### What you need to do
In the entries that follow, how many lines hold the string "link"? Give only that number.

(Source records)
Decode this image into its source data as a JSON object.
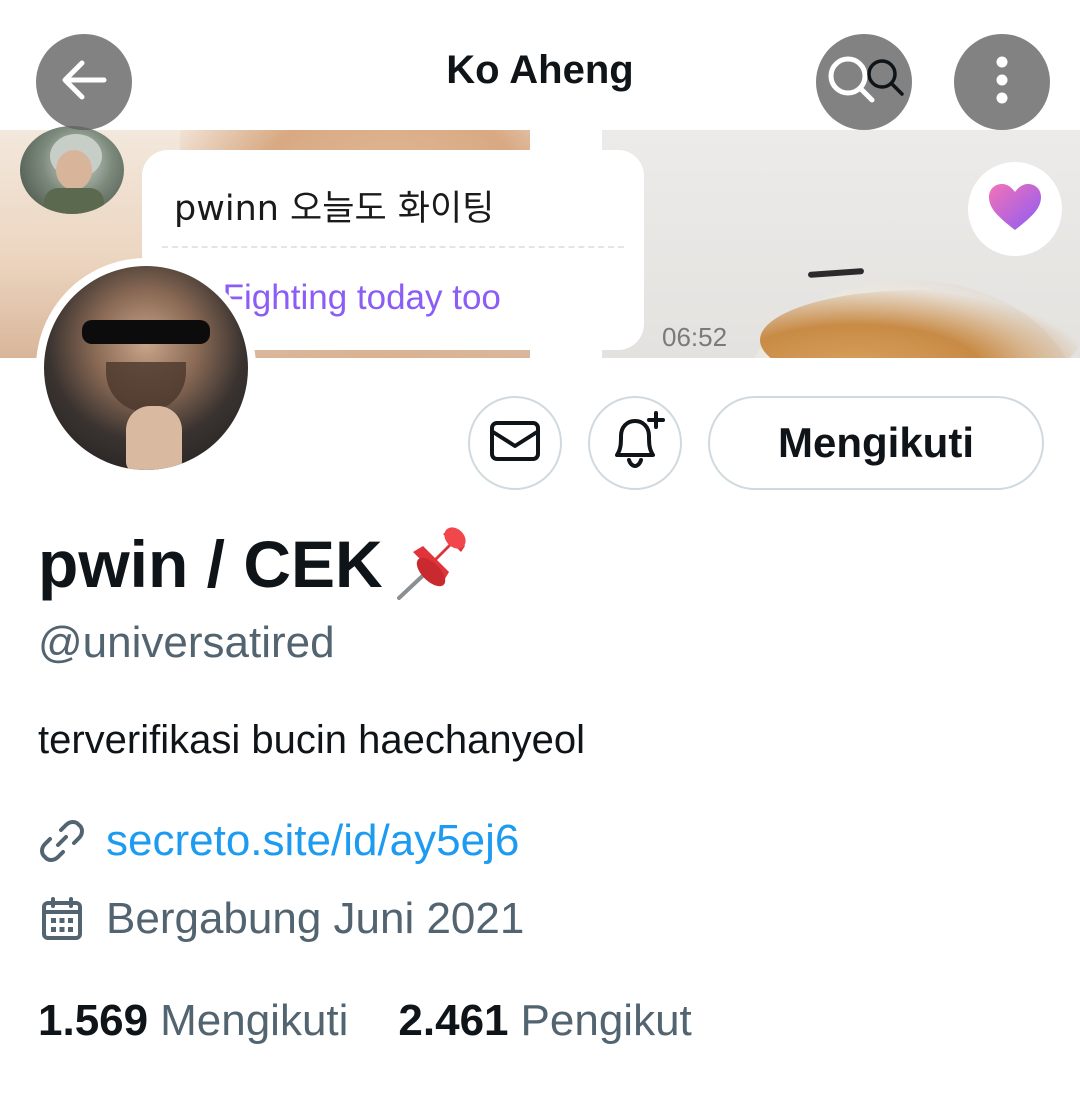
{
  "header": {
    "title": "Ko Aheng"
  },
  "banner": {
    "chat_text_korean": "pwinn 오늘도 화이팅",
    "chat_text_translation": "nn Fighting today too",
    "chat_time": "06:52"
  },
  "actions": {
    "follow_label": "Mengikuti"
  },
  "profile": {
    "display_name": "pwin / CEK",
    "handle": "@universatired",
    "bio": "terverifikasi bucin haechanyeol",
    "link": "secreto.site/id/ay5ej6",
    "joined": "Bergabung Juni 2021"
  },
  "stats": {
    "following_count": "1.569",
    "following_label": "Mengikuti",
    "followers_count": "2.461",
    "followers_label": "Pengikut"
  },
  "colors": {
    "text_primary": "#0f1419",
    "text_secondary": "#536471",
    "link": "#1d9bf0",
    "border": "#cfd9de",
    "overlay_button": "#5f5f5f",
    "chat_accent": "#8b5cf6"
  },
  "icons": {
    "back": "arrow-left-icon",
    "search": "search-icon",
    "more": "more-vertical-icon",
    "heart": "heart-icon",
    "message": "envelope-icon",
    "notifications": "bell-plus-icon",
    "pin": "pushpin-icon",
    "link": "link-icon",
    "calendar": "calendar-icon"
  }
}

### Problem solution
3